DescriptionThis talk explores the murder of the great-nephew of Thomas of Hereford, the last English saint. The victim, William Cantilupe, was attacked and murdered as he was preparing to go to bed in his wife, Maud Nevill’s manor in Scotton, Lincolnshire on 23 March 1375. After his murder, the assassins cleaned his body, put it into a sack and took it seven miles away on horseback where the scene was staged to look like a highway robbery. Two men, Roger Cook and Richard Gyse, William’s cook and squire, were convicted of the crime and became the first people to be tried and executed under the 1351 Treason Act. During their trial, accusations were made that the pair had acted under the direction of William’s wife, together with his chambermaid who unlocked William’s bedchamber. So thick was the plot that some 15 members of William’s household were initially indicted for the murder. This paper argues that the murder had been planned over a period of years and that it involved William’s wife, Thomas Kydale, who was the sheriff of Lincoln, and the nobleman Ralph Paynel. While a romantic sub-plot could explain the participation of Thomas Kydale, I suggest that the roots of the plot go back to the humiliation that Ralph Paynel, a magnate with strong royal connections and the father in-law of William’s brother, Nicholas, may have felt at the humiliation of his daughter, Catherine at the hands of another member of the Cantilupe family. Paynel’s enmity took its beginning in the disastrous marriage between his daughter and William’s older brother, Nicholas, seven years earlier. The paper traces a tangled web of legal wrangling, armed conflict, and a bitter contest between the Cantilupe and the Paynel families which cast new light on the case and raises new questions about Nicholas Cantilupe’s gender identity.

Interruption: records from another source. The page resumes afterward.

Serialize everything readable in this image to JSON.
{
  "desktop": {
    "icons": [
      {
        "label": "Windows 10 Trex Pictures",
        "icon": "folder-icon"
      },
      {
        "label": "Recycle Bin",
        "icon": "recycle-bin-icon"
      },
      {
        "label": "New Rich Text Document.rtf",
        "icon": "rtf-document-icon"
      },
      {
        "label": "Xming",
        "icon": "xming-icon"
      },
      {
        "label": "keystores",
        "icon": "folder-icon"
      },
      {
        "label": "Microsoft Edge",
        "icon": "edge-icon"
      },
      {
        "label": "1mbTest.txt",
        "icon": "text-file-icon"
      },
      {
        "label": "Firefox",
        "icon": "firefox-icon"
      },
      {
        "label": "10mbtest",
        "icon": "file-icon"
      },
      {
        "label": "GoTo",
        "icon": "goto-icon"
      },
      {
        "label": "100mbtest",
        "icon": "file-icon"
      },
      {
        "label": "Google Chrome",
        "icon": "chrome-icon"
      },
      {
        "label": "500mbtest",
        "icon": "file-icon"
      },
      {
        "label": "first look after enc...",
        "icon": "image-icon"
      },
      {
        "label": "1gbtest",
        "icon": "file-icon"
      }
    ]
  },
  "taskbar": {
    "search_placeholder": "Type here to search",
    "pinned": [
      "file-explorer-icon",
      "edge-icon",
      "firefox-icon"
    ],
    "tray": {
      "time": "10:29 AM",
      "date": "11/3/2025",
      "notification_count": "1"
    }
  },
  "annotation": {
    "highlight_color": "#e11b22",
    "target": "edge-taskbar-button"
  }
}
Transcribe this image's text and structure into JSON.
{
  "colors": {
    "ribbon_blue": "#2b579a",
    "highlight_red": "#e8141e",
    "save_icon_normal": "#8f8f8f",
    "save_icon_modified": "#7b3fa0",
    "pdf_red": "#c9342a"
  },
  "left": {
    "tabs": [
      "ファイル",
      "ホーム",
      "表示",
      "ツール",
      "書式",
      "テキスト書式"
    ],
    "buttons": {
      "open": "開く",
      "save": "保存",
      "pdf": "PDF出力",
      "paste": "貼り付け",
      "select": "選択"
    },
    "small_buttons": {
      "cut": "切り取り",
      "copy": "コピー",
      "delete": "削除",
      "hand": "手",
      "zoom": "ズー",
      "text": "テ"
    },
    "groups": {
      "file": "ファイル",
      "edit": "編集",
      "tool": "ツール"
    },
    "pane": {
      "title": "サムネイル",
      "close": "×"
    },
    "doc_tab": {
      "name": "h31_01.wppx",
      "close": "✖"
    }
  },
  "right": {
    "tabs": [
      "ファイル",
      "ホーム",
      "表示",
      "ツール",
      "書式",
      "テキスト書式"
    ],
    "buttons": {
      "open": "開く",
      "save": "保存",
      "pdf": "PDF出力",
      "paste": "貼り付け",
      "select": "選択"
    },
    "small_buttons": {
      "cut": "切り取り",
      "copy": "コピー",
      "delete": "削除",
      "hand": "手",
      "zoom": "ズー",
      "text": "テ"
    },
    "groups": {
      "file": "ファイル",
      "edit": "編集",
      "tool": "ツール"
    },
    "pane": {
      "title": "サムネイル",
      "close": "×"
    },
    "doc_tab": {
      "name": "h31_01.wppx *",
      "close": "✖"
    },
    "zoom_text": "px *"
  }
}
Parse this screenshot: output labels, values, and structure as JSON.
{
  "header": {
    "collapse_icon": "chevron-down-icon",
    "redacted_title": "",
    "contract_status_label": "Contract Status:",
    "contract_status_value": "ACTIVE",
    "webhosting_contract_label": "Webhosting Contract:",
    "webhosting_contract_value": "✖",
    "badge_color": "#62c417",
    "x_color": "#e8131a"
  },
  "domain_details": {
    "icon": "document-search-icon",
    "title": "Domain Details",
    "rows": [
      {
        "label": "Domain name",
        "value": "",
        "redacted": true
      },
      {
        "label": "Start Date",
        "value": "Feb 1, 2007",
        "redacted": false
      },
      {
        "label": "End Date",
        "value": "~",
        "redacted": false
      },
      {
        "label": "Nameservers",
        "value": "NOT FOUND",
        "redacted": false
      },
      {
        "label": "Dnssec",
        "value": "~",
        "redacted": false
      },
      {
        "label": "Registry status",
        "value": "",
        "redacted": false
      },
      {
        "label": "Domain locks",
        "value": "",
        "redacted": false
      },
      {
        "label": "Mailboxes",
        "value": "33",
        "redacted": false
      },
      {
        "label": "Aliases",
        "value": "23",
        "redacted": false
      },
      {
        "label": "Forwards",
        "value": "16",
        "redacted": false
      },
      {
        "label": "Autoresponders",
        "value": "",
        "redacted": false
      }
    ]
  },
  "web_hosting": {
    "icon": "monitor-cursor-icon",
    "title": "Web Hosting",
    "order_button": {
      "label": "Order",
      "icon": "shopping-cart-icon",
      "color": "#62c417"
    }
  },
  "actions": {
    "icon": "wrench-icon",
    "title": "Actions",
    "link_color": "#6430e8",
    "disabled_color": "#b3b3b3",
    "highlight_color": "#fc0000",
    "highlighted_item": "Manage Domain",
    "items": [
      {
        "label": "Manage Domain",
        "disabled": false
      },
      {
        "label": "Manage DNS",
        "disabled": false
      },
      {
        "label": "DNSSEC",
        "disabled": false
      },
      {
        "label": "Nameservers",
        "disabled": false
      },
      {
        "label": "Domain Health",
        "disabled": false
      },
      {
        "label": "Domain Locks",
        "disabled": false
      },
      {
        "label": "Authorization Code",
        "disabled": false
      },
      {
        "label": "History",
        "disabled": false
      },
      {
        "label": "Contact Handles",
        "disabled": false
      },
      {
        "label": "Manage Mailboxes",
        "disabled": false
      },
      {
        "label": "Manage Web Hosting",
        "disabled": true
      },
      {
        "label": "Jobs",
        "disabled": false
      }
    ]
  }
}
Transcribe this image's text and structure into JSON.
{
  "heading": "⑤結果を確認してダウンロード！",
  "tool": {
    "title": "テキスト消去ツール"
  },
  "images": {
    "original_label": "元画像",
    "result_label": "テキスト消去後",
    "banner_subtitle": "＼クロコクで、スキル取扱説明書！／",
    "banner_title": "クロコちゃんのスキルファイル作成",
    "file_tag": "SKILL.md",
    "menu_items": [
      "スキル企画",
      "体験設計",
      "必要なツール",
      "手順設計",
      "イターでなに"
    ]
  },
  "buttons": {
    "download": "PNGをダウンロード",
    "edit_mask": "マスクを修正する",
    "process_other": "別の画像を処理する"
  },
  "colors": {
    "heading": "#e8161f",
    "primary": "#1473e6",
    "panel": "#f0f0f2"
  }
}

|Period||29 Apr 2021|
|Held at||Historical Association, United Kingdom|
|Degree of Recognition||National|